Does decreasing correlation between response $y$ and predictors $X$ in a linear model increase lasso objective function $\Vert y- X\beta \Vert _2 ^2 /n + \lambda\Vert\beta \Vert_1$?

Can it be shown mathematically for a fixed lambda or a lambda produced from CV?

Without any additional constraints, decreasing the correlation between predictors and response may increase or decrease the lasso objective function. Here are two examples showing opposite effects.

Initial conditions (case A)

Suppose we start with random variables $X$ and $Y$ (both scalar-valued) where:

$$Y = X \beta + \epsilon, \quad \epsilon \sim \mathcal{N}(0, \sigma^2)$$

for some non-zero slope $\beta$ and noise variance $\sigma^2$. Sample a large dataset, then use lasso to estimate the slope, with some penalty strength $\lambda$. Note the value of the objective function and its components: the squared error term and lasso penalty term.

Case B

Proceed as in case A, but reduce the correlation between $X$ and $Y$ by doubling the noise variance. Sample a large dataset and run lasso with the same $\lambda$. Because the underlying linear relationship between $X$ and $Y$ is the same as in case A, we should find the same slope, and the lasso penalty term will not change. But, because the noise variance has increased, the squared error term will be greater. Therefore, the lasso objective function will increase.

Case C

Proceed as in case A, but reduce the correlation between $X$ and $Y$ by setting the slope to zero; the correlation will therefore be zero. Sample a large dataset and run lasso with the same $\lambda$. Lasso should find a slope near the true value of zero, meaning the penalty term will be near zero as well (i.e. less than in case A). Because the noise variance is the same as in case A, the squared error term will not increase. It may actually decrease because the shrinkage applied by lasso in case A causes the slope to be underestimated, inflating the error beyond the noise variance. Whereas, in case C, lasso can find the optimal slope of zero without any penalty. Therefore, the lasso objective function will decrease.

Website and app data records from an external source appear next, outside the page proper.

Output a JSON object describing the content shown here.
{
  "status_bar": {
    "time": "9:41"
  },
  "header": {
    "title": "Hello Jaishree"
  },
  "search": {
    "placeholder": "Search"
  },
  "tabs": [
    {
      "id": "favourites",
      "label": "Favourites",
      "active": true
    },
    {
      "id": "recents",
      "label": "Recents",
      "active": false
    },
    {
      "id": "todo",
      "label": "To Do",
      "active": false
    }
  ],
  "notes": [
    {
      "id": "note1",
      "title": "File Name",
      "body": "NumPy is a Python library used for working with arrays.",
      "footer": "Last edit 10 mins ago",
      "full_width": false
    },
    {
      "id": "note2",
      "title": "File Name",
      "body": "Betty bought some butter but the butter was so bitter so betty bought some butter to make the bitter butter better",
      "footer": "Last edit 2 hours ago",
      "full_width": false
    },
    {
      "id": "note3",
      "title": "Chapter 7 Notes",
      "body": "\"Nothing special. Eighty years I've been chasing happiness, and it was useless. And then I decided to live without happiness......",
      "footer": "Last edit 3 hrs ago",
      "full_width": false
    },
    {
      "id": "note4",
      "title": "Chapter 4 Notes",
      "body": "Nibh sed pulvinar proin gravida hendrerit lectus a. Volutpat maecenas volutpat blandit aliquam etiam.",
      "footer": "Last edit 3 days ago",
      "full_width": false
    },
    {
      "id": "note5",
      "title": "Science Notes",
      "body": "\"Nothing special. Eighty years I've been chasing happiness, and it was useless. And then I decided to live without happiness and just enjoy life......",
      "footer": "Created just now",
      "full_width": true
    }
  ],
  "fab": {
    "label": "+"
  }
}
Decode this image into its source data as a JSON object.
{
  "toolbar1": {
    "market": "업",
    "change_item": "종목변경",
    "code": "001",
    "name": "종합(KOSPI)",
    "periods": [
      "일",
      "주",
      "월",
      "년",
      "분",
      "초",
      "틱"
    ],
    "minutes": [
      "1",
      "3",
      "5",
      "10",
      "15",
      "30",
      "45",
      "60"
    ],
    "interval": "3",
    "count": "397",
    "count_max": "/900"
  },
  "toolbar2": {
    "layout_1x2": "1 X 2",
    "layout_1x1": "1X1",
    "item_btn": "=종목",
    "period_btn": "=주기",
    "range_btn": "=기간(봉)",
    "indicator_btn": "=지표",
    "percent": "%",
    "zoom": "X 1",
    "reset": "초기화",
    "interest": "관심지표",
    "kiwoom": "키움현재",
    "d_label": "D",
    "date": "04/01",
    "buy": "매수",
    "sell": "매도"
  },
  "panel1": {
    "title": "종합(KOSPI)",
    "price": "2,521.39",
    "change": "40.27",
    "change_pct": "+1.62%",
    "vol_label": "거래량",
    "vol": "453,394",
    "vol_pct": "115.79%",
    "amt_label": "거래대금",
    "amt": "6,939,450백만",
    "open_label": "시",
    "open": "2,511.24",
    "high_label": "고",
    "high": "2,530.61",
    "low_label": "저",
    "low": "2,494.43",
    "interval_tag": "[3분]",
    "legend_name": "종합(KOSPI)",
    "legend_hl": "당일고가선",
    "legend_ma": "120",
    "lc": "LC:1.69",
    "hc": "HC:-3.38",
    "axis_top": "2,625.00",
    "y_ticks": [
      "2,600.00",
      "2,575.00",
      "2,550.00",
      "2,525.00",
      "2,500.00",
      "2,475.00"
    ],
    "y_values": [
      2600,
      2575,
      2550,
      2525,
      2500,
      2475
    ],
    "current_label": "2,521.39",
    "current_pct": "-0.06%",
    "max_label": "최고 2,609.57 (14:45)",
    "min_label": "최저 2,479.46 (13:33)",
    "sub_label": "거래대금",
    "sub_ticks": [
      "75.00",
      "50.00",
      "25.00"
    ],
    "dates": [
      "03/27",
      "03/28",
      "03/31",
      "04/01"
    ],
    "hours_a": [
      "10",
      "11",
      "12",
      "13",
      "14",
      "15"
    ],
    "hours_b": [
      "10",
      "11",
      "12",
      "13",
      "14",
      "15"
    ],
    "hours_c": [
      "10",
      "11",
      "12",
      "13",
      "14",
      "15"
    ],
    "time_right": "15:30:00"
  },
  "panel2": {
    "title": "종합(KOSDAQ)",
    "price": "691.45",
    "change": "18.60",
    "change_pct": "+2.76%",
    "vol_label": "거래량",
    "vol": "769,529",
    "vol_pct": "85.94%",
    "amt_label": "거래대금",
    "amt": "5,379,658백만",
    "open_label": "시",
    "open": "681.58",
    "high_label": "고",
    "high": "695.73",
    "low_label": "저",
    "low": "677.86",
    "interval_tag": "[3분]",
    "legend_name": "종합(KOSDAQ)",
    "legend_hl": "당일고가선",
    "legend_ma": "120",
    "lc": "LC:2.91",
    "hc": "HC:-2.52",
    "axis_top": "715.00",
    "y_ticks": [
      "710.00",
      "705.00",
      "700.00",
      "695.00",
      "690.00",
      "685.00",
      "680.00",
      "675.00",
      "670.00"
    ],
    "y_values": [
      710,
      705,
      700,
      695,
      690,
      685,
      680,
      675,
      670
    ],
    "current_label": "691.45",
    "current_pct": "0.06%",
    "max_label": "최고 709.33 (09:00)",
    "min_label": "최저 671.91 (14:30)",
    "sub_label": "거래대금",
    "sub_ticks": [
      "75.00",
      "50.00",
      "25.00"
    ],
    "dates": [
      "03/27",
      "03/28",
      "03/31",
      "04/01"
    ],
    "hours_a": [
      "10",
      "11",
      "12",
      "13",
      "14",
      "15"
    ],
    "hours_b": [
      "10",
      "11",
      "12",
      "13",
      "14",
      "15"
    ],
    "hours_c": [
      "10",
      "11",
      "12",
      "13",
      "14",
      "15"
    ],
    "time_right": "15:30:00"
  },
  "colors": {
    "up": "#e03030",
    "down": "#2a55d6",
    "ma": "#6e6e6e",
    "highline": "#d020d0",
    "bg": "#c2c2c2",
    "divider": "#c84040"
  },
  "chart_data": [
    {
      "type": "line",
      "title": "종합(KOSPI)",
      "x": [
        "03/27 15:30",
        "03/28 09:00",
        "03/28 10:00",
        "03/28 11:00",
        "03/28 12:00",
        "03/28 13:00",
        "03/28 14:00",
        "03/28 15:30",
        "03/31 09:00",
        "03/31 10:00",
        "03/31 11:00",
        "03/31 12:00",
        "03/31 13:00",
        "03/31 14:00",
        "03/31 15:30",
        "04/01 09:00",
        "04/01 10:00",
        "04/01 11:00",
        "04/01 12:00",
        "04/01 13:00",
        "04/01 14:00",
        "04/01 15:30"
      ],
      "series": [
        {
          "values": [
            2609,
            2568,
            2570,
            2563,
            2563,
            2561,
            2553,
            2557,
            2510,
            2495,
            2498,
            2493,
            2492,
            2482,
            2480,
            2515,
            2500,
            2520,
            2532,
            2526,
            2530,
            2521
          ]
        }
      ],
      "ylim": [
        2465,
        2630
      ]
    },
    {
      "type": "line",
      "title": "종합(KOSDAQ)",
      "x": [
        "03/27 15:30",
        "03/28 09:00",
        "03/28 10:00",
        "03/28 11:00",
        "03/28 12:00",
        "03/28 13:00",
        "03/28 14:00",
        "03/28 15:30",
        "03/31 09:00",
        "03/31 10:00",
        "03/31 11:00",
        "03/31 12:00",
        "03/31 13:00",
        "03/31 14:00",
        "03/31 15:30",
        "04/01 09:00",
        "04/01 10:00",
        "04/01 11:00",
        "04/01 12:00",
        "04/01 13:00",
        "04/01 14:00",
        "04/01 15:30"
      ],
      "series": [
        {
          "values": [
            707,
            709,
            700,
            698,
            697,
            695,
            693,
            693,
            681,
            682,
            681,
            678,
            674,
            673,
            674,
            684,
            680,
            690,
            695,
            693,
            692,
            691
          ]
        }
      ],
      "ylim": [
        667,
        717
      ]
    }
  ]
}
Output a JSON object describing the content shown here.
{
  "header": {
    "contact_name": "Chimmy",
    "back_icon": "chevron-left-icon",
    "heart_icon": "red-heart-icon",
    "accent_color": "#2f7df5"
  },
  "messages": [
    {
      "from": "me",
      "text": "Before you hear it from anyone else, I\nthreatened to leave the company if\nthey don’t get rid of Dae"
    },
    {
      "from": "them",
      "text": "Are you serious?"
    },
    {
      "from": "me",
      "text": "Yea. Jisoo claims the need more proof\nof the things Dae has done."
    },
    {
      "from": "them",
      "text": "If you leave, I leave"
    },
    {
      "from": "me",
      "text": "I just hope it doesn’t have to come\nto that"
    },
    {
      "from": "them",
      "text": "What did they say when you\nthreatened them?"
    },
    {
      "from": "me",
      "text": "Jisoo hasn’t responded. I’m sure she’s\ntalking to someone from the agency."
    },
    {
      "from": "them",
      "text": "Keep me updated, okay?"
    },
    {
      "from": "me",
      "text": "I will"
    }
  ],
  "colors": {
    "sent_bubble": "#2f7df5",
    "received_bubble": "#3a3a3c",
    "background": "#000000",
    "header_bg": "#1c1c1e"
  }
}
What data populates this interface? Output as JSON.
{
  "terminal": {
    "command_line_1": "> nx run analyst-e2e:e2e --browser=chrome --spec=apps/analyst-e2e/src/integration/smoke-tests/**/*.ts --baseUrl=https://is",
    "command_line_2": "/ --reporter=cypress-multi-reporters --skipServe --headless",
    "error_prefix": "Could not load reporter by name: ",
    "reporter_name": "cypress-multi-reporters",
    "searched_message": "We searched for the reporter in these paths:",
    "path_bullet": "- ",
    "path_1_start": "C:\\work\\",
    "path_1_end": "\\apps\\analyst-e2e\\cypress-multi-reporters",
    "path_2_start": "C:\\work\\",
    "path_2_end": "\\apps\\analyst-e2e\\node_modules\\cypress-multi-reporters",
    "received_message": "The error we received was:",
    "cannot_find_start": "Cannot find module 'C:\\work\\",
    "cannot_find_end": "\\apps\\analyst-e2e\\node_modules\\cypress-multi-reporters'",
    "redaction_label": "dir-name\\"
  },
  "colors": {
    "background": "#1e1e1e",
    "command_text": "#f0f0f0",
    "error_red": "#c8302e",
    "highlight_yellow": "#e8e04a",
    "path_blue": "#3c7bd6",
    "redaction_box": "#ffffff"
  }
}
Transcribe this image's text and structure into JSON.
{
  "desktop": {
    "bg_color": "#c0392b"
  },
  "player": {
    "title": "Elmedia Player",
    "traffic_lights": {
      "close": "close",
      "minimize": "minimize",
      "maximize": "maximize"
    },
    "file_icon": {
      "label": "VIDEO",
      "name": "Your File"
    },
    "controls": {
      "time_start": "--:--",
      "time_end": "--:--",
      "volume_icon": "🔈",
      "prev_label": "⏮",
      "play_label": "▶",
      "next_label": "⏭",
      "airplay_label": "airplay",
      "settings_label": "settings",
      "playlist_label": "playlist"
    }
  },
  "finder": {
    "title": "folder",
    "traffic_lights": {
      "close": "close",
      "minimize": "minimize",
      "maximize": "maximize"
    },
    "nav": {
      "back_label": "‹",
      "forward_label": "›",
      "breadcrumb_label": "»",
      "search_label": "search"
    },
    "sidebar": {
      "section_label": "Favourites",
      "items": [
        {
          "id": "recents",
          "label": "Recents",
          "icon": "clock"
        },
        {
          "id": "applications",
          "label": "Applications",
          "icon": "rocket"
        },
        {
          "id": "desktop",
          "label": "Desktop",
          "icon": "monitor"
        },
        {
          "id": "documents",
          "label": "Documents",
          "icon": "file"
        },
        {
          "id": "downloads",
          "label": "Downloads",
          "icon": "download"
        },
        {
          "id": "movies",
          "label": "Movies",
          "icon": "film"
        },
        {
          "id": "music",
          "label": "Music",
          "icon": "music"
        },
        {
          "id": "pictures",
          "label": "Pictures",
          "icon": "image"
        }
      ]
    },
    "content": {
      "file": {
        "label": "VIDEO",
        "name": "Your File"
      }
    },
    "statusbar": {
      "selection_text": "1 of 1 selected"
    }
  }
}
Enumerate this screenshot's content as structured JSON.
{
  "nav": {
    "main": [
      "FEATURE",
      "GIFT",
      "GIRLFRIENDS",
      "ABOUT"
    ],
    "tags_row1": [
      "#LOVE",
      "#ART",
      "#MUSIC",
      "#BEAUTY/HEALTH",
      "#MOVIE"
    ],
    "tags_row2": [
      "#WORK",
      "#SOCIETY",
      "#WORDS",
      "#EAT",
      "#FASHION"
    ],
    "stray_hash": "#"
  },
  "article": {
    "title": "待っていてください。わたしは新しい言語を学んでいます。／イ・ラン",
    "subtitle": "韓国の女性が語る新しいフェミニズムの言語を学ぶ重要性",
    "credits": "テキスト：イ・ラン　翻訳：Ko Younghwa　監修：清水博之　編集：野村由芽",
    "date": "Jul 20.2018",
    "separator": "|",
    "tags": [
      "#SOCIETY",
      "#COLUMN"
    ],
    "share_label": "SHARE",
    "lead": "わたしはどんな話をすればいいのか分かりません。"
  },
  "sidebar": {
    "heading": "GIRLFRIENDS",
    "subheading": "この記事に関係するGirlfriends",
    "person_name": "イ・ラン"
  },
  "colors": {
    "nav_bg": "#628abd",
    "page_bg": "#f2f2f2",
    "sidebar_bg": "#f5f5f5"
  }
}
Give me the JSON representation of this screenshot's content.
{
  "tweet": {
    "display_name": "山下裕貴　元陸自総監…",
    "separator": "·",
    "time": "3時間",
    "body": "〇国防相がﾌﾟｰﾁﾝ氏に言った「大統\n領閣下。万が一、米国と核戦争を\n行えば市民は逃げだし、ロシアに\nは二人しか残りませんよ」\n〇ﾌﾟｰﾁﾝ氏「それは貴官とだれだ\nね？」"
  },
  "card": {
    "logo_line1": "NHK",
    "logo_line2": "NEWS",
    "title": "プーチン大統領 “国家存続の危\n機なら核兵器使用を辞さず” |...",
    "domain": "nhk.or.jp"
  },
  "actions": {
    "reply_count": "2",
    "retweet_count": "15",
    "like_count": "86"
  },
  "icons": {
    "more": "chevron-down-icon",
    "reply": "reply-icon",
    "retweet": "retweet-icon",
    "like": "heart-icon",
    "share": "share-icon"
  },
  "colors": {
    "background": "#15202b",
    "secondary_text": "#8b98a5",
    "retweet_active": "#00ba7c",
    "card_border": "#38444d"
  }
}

• Thanks for your answer. Do you know if there's any proof on penalty term decrease with smaller correlation as you stated in Case C? Aug 25, 2018 at 5:57